MORGANTOWN, W.Va. -- Rich Rodriguez defended his Michigan
residency in an effort to keep the West Virginia University lawsuit
in federal court.

Rich and Rita Rodriguez signed a lease on a townhouse in Ann
Arbor, Mich., establishing residency in that state the day before
West Virginia sued him over a $4 million buyout clause in his
contract, his lawyer said in court documents filed Monday night.

The couple also registered as Michigan voters and obtained
Michigan driver licenses on Dec. 27, the same day the lawsuit was
filed in a state court in West Virginia.

Those are among the arguments attorney Marv Robon made in
documents arguing the lawsuit should remain in U.S. District Court
in Clarksburg, W.Va. The university wants the case sent back to
Monongalia County Circuit Court in Morgantown, where it originated.

WVU claims Rodriguez was living in West Virginia and his
children were attending West Virginia schools when the lawsuit was
filed.
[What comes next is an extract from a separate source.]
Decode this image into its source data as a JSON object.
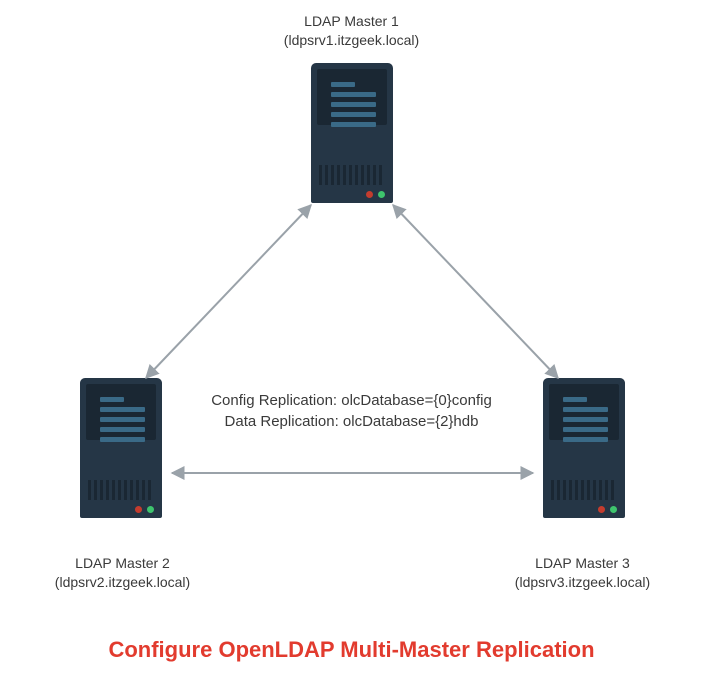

The school also said Rodriguez mailed a second resignation
letter Jan. 10, using his Morgantown residence as the return

Rodriguez, however, offered federal Judge John P. Bailey proof
of residency with a FedEx tracking label showing he sent that
letter from Ann Arbor, Mich.

His lawyers contend he did so to protect himself and family from
more threats, harassment and vandalism following his Dec. 18
resignation, which sparked a bitter public feud.

Last week, Rodriguez said he owes the university $1.5 million in
a letter of credit filed with the U.S. District Court.

Bailey must, among other things, decide whether WVU is "an
alter ego of the state," as it contends, arguing lawsuits
involving the state can be heard only in a state court.

Rodriguez has repeatedly claimed WVU broke the terms of his
contract by failing to honor a variety of verbal promises,
including one to reduce or eliminate his buyout.

WVU denies such a promise was made and insists it was working to
accommodate the coach's demands when he quit for the coaching job
at Michigan.

The gradual disintegration of the relationship between Rodriguez
and the WVU athletic department was documented in a series of
e-mails outlining the coach's failed attempts to gain more control
over the football program.

Also, Rodriguez responded to WVU's lawsuit by demanding the
school's private fundraising arm, the WVU Foundation, be made a
party to the case.

The foundation, which had been run in part by WVU President Mike
Garrison's chief of staff, Craig Walker, is not legally obligated
to open its books to public scrutiny under ordinary circumstances.
But it funnels money from boosters to WVU athletic programs.

Rodriguez said the state attorney general should be a plaintiff
if the university is an extension of state government.

He argues the university filed the lawsuit without proper
approvals by its Board of Governors, a charge the board chairman
has denied.